that are applied to the piezoelectric crystals in the transducer probe.
• Disk Storage : The processed data and/ or images can be stored on disk. Generally, a
patient's ultrasound scans are stored on a floppy disk and archived with the patient's
Types of Sonography
• Doppler ultrasound is based upon the Doppler Effect.
• When the object reflecting the ultrasound waves is moving, it changes the frequency
of the echoes, creating a higher frequency if it is moving toward the probe and a
lower frequency if it is moving away from the probe.
• How much the frequency is changed depends upon how fast the object is moving.
Doppler ultrasound measures the change in frequency of the echoes to calculate how
fast an object is moving.
• Doppler ultrasound has been used mostly to measure the rate of blood flow through
the heart and major arteries.
• Blood clots and blood flow blockages may be identified with Doppler sonography in
Doppler ultrasound used to measure blood flow through
the heart.
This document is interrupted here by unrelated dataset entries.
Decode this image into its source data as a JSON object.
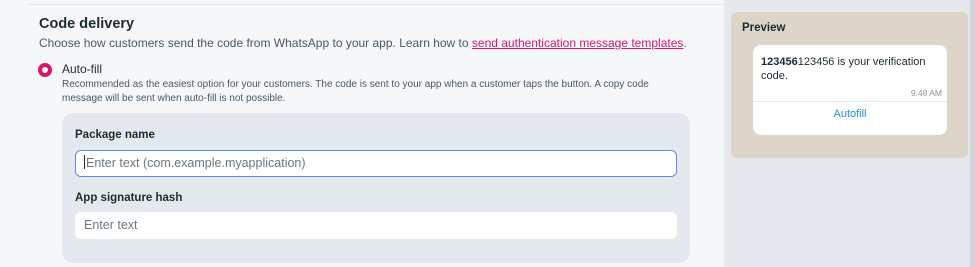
{
  "section": {
    "title": "Code delivery",
    "desc_prefix": "Choose how customers send the code from WhatsApp to your app. Learn how to ",
    "desc_link": "send authentication message templates",
    "desc_suffix": "."
  },
  "option": {
    "label": "Auto-fill",
    "selected": true,
    "description": "Recommended as the easiest option for your customers. The code is sent to your app when a customer taps the button. A copy code message will be sent when auto-fill is not possible."
  },
  "fields": {
    "package_name": {
      "label": "Package name",
      "value": "",
      "placeholder": "Enter text (com.example.myapplication)"
    },
    "signature_hash": {
      "label": "App signature hash",
      "value": "",
      "placeholder": "Enter text"
    }
  },
  "preview": {
    "title": "Preview",
    "code": "123456",
    "message_rest": "123456 is your verification code.",
    "time": "9:48 AM",
    "button_label": "Autofill"
  },
  "colors": {
    "accent": "#d6166f",
    "link_blue": "#1f8ed6",
    "panel_bg": "#e4e8ef"
  }
}
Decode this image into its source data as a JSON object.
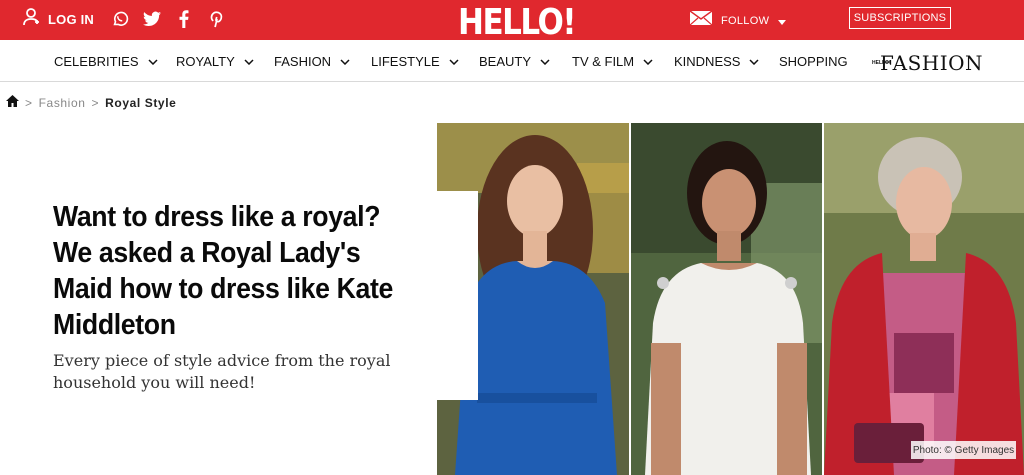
{
  "topbar": {
    "login_label": "LOG IN",
    "logo": "HELLO!",
    "follow_label": "FOLLOW",
    "subscriptions_label": "SUBSCRIPTIONS",
    "social_icons": [
      "whatsapp-icon",
      "twitter-icon",
      "facebook-icon",
      "pinterest-icon"
    ],
    "background_color": "#e0282e"
  },
  "nav": {
    "items": [
      {
        "label": "CELEBRITIES",
        "dropdown": true
      },
      {
        "label": "ROYALTY",
        "dropdown": true
      },
      {
        "label": "FASHION",
        "dropdown": true
      },
      {
        "label": "LIFESTYLE",
        "dropdown": true
      },
      {
        "label": "BEAUTY",
        "dropdown": true
      },
      {
        "label": "TV & FILM",
        "dropdown": true
      },
      {
        "label": "KINDNESS",
        "dropdown": true
      },
      {
        "label": "SHOPPING",
        "dropdown": false
      }
    ],
    "fashion_logo_small": "HELLO!",
    "fashion_logo": "FASHION"
  },
  "breadcrumb": {
    "items": [
      "Fashion",
      "Royal Style"
    ],
    "separator": ">"
  },
  "article": {
    "headline": "Want to dress like a royal? We asked a Royal Lady's Maid how to dress like Kate Middleton",
    "subheadline": "Every piece of style advice from the royal household you will need!",
    "photo_credit": "Photo: © Getty Images"
  }
}
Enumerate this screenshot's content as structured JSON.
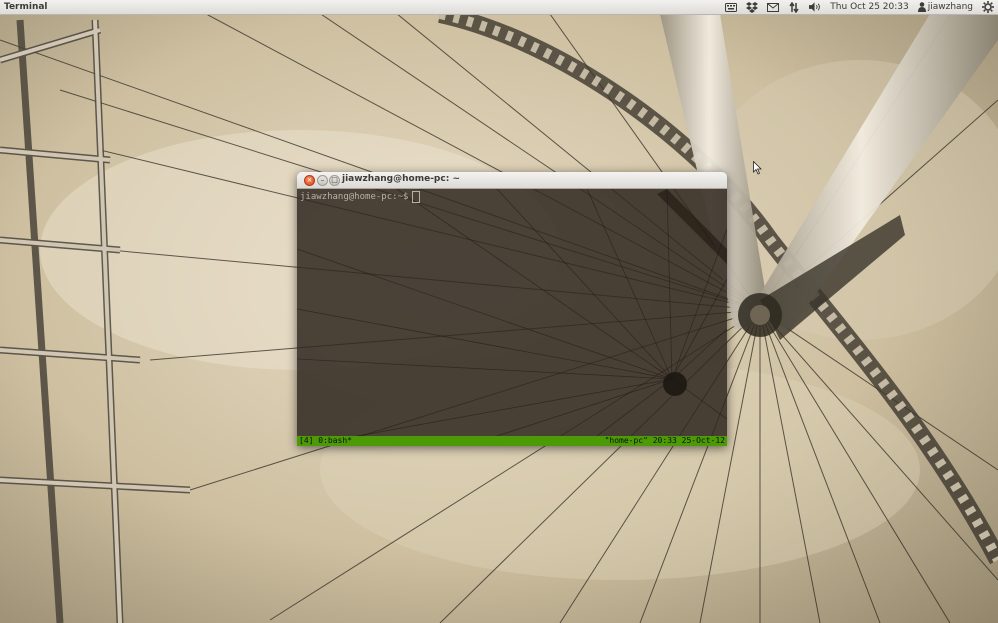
{
  "top_panel": {
    "app_title": "Terminal",
    "clock": "Thu Oct 25 20:33",
    "username": "jiawzhang",
    "indicators": [
      "keyboard-icon",
      "dropbox-icon",
      "mail-icon",
      "network-icon",
      "volume-icon",
      "user-icon",
      "gear-icon"
    ]
  },
  "terminal_window": {
    "title": "jiawzhang@home-pc: ~",
    "close_glyph": "×",
    "minimize_glyph": "–",
    "maximize_glyph": "□",
    "prompt": "jiawzhang@home-pc:~$",
    "status_left": "[4] 0:bash*",
    "status_right": "\"home-pc\" 20:33 25-Oct-12"
  },
  "colors": {
    "status_bar": "#4c9a06",
    "close_button": "#df4a16",
    "panel": "#dedcd8"
  }
}
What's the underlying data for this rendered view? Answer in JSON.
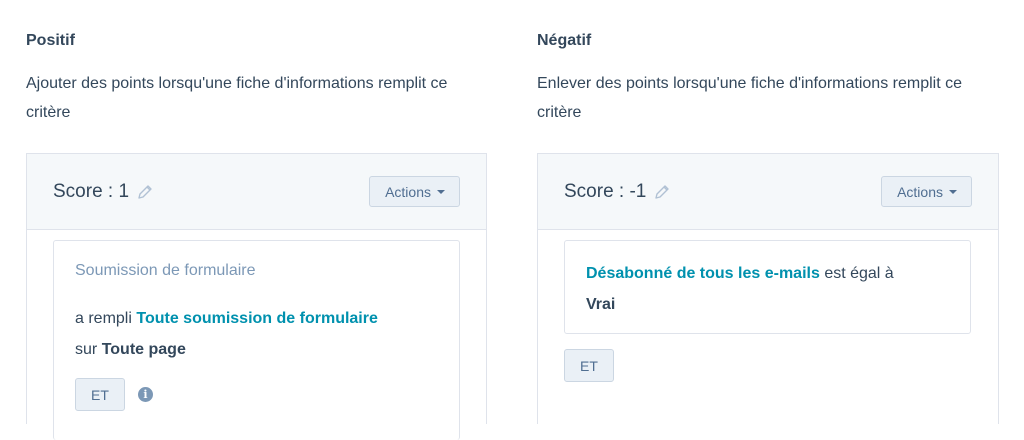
{
  "positive": {
    "title": "Positif",
    "description": "Ajouter des points lorsqu'une fiche d'informations remplit ce critère",
    "score": "Score : 1",
    "actions_label": "Actions",
    "card": {
      "subtitle": "Soumission de formulaire",
      "prefix": "a rempli",
      "link": "Toute soumission de formulaire",
      "mid": "sur",
      "target": "Toute page"
    },
    "and_label": "ET",
    "info_glyph": "i"
  },
  "negative": {
    "title": "Négatif",
    "description": "Enlever des points lorsqu'une fiche d'informations remplit ce critère",
    "score": "Score : -1",
    "actions_label": "Actions",
    "card": {
      "link": "Désabonné de tous les e-mails",
      "mid": "est égal à",
      "value": "Vrai"
    },
    "and_label": "ET"
  },
  "colors": {
    "text": "#33475b",
    "link": "#0091ae",
    "muted": "#7c98b6",
    "panel_bg": "#f5f8fa",
    "border": "#dfe3eb",
    "button_bg": "#eaf0f6"
  },
  "icons": {
    "edit": "pencil-icon",
    "dropdown": "caret-down-icon",
    "info": "info-icon"
  }
}
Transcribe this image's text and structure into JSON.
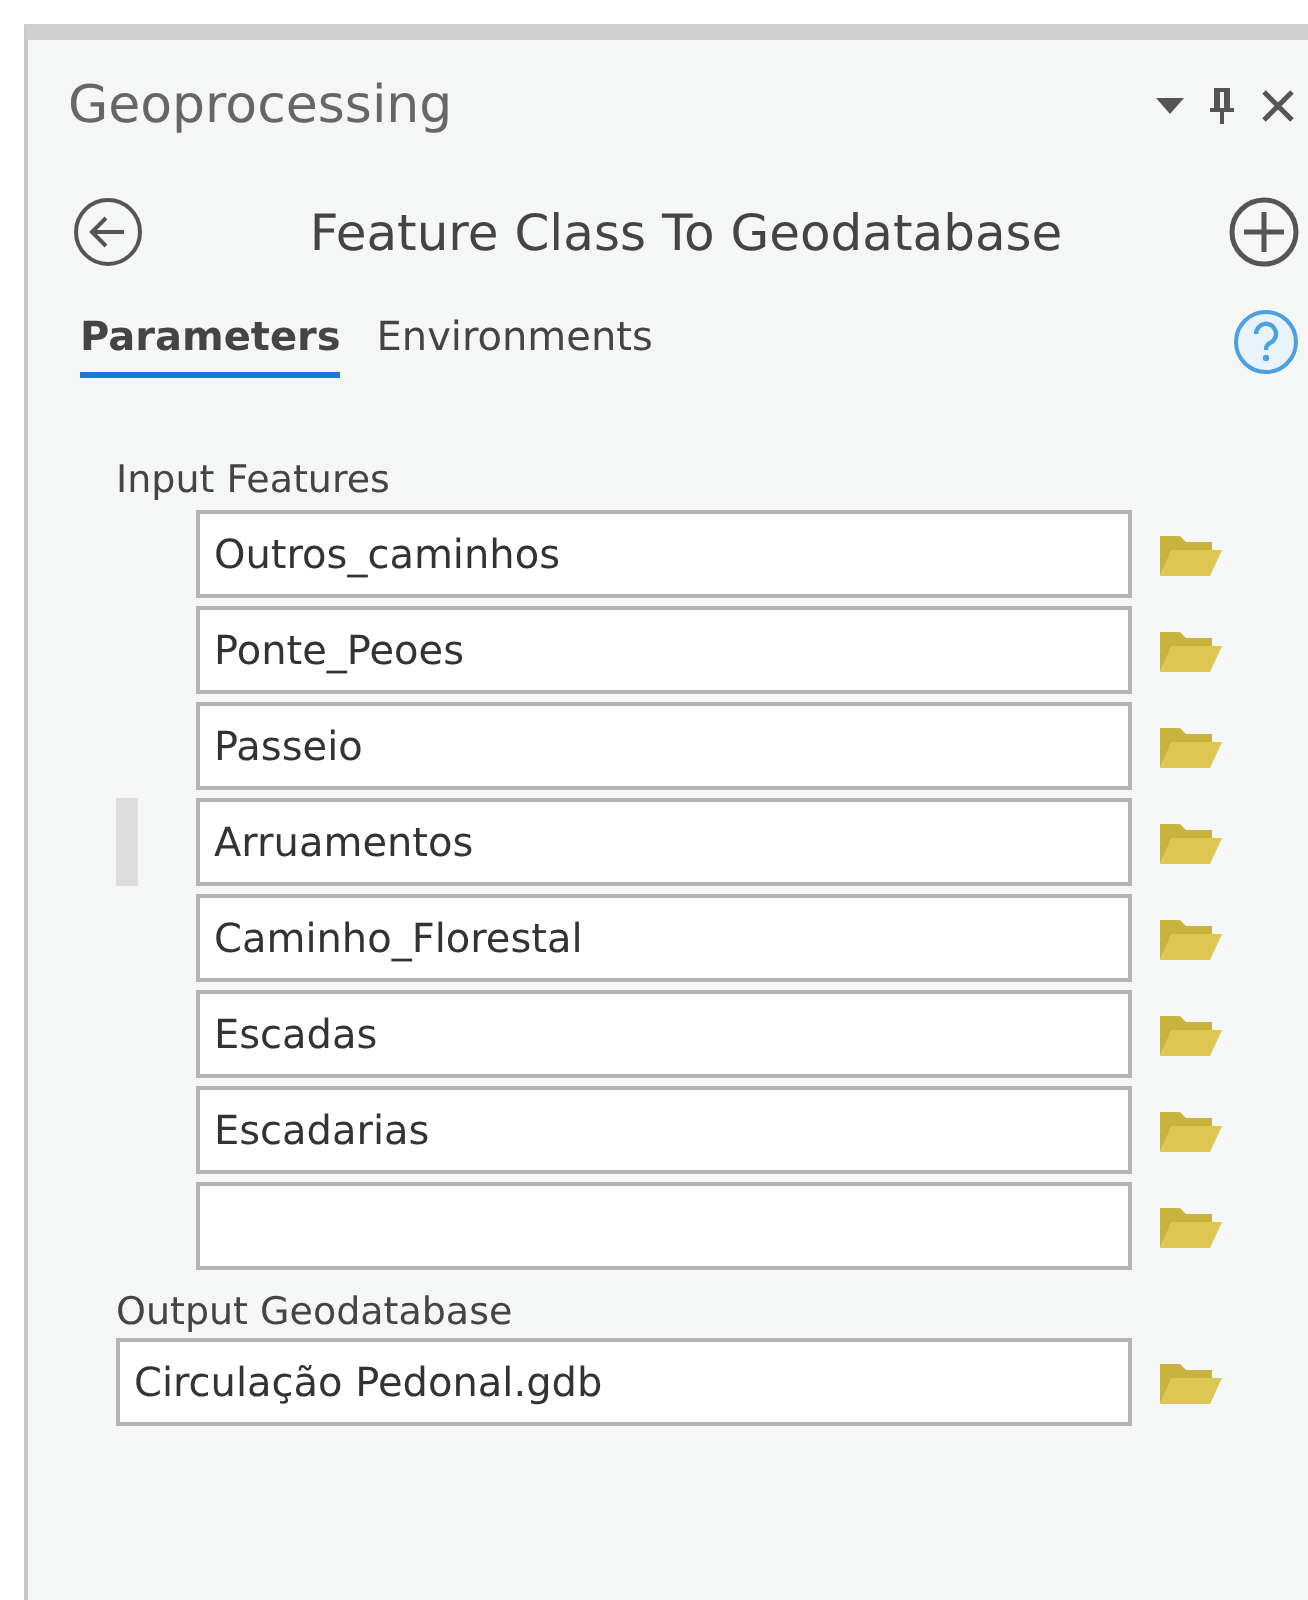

The direction of blood flow is shown in different
colours on the screen.
3-D Ultrasound Imaging
• In 3D foetal scanning, the sound waves are sent straight down and reflected back,
they are sent at different angles.
• The returning echoes are processed by a sophisticated computer program resulting in
a reconstructed three-dimensional volume image of the foetus's surface or internal
organs, in much the same way as a CT scan machine constructs a CT scan image from
• This is a more time taking process than 4-D Ultrasound Imaging where the output can
be accessed in real time.
• It was patented by two students from Duke University in 1987.
• There have been no real side effects noted to date but it is generally safer to avoid this